Element data from apps and pages
== Segment start ==
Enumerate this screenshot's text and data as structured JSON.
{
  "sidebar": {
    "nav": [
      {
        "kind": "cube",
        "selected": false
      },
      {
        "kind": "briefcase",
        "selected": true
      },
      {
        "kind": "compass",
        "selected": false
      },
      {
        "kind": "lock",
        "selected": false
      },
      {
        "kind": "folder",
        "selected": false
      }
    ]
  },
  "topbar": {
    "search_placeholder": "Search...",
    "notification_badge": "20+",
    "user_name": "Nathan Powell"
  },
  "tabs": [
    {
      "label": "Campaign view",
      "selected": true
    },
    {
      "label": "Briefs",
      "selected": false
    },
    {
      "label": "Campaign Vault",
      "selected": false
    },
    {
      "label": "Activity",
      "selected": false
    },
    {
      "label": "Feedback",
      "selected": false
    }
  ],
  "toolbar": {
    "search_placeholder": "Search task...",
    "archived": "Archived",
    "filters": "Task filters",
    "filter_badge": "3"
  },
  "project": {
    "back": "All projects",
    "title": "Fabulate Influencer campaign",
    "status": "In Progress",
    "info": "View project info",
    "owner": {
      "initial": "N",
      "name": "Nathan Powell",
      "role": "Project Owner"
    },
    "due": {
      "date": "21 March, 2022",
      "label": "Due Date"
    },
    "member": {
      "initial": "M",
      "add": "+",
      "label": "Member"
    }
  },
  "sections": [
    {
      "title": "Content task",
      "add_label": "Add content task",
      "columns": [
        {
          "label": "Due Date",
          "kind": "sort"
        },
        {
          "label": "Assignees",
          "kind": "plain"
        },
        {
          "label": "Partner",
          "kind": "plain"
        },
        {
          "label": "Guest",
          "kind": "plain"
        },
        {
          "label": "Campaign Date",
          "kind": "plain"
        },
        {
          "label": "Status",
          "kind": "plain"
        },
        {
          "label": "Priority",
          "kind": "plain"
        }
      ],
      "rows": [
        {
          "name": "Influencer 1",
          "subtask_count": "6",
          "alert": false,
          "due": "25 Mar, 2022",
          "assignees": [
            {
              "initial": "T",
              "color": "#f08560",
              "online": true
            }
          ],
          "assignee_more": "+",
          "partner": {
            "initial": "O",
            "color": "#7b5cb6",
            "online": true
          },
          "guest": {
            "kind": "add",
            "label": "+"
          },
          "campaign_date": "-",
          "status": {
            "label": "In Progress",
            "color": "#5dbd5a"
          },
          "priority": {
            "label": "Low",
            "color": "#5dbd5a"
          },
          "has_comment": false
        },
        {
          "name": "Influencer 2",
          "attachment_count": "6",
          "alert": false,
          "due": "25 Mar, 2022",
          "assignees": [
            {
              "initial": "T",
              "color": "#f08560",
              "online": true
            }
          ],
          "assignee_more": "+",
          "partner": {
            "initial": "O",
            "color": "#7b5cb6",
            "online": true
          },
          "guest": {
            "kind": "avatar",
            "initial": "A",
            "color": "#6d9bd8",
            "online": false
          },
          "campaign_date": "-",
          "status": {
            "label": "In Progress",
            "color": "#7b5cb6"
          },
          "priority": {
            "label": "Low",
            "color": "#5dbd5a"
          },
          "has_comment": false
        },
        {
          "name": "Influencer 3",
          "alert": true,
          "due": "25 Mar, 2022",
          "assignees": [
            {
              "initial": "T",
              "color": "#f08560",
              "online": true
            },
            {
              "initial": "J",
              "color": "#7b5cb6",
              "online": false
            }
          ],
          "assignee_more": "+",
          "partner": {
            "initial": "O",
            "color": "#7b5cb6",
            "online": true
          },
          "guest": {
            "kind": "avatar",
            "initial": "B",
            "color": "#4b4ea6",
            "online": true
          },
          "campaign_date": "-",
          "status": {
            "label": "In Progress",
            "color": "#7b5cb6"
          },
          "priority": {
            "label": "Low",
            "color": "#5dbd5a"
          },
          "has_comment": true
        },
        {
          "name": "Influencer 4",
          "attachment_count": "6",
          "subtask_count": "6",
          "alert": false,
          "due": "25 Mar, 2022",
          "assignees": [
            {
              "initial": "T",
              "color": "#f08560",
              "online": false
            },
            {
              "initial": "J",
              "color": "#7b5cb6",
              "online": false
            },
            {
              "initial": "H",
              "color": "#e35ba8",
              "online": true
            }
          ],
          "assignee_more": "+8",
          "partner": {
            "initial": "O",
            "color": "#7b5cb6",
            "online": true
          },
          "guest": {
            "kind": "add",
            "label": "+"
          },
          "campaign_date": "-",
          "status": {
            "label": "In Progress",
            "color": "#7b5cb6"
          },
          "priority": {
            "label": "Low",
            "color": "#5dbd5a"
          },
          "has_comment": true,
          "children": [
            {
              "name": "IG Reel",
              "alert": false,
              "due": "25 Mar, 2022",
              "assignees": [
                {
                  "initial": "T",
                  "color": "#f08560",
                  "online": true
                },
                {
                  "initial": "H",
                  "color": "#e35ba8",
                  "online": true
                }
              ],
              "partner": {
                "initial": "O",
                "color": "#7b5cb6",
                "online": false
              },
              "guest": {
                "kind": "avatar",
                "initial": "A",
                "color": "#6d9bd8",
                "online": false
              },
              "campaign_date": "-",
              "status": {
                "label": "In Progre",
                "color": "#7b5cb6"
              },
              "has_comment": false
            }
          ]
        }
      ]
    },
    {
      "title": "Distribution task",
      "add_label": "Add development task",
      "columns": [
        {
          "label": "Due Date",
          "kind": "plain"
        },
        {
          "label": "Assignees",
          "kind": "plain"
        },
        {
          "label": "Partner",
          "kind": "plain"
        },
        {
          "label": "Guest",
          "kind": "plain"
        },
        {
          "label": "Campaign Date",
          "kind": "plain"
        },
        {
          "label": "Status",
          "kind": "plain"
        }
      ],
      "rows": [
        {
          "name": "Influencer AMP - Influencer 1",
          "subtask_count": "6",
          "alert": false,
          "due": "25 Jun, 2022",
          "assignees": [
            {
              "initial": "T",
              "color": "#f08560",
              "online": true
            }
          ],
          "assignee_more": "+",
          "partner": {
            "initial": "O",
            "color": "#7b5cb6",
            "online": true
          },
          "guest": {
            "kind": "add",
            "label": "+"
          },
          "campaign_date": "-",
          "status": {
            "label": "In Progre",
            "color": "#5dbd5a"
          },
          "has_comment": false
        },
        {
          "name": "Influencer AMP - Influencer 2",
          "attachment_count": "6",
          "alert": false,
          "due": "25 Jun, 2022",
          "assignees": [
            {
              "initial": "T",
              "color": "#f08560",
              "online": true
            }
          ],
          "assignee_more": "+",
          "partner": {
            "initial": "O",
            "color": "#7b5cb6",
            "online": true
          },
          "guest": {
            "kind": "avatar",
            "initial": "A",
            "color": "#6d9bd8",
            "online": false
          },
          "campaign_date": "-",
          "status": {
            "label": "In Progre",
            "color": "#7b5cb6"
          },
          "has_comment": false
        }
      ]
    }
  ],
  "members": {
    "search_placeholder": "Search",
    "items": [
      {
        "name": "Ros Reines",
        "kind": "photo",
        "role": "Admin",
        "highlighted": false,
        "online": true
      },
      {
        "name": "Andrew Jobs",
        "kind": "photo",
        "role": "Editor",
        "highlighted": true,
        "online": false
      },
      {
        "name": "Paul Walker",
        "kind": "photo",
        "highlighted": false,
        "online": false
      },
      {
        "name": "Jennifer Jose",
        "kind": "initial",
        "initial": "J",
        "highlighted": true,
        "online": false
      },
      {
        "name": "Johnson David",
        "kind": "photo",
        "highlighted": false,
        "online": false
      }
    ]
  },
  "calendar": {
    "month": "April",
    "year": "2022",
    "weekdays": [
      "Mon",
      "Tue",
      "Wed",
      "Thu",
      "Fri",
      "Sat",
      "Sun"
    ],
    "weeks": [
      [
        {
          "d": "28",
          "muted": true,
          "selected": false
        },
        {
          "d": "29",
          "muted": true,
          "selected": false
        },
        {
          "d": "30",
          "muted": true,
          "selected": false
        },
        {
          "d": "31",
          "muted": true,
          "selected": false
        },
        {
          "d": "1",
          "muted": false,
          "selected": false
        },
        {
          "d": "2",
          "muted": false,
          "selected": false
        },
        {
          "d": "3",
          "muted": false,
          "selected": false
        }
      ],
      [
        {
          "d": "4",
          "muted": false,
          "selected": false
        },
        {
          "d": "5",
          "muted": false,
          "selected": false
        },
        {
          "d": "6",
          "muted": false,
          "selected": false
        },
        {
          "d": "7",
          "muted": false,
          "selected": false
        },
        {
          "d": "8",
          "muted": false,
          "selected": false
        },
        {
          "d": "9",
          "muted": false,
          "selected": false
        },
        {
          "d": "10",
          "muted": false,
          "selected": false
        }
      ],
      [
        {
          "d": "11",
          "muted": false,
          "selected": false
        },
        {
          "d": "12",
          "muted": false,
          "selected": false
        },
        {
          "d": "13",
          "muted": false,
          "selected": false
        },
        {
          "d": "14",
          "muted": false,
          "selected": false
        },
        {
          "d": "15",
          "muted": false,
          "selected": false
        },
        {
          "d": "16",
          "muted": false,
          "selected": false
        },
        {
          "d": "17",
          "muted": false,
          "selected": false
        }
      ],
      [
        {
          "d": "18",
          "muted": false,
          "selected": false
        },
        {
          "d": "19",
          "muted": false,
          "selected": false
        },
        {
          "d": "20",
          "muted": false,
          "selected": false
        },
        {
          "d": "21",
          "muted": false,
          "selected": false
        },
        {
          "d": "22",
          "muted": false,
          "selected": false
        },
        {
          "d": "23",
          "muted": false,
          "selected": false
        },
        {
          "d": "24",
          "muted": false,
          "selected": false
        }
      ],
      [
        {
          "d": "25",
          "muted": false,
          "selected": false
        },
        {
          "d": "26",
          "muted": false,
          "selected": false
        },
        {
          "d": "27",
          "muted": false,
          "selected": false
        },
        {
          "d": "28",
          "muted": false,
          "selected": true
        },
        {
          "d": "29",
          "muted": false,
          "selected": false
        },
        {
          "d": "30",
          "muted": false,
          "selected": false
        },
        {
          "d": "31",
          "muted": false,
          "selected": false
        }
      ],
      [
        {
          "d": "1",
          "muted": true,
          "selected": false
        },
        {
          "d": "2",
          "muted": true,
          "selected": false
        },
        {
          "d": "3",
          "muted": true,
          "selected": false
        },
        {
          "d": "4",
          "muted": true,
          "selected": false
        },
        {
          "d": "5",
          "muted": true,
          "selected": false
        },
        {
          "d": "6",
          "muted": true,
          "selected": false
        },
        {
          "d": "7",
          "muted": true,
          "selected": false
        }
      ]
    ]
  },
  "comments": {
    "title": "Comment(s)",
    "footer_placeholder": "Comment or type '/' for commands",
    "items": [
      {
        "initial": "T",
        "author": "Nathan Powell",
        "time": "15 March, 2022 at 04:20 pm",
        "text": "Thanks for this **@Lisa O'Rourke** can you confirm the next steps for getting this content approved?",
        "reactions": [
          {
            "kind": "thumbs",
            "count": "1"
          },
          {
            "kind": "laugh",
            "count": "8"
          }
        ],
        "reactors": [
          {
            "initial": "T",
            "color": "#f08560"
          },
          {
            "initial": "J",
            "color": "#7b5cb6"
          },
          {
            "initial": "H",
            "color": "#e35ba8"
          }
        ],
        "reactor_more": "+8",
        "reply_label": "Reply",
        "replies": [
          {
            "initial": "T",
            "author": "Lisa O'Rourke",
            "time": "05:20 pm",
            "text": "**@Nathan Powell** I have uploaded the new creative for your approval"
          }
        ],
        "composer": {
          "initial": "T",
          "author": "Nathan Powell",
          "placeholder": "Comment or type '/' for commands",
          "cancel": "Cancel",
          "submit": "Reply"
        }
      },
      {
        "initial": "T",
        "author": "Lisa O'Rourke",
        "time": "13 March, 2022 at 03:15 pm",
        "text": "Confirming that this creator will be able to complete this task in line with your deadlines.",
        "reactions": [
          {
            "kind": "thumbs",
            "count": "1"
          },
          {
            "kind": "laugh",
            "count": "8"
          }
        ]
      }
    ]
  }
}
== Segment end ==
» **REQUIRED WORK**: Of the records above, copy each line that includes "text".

» **EXERCISE SOLUTION**:
Enumerate this screenshot's text and data as structured JSON.
        "text": "Thanks for this **@Lisa O'Rourke** can you confirm the next steps for getting this content approved?",
            "text": "**@Nathan Powell** I have uploaded the new creative for your approval"
        "text": "Confirming that this creator will be able to complete this task in line with your deadlines.",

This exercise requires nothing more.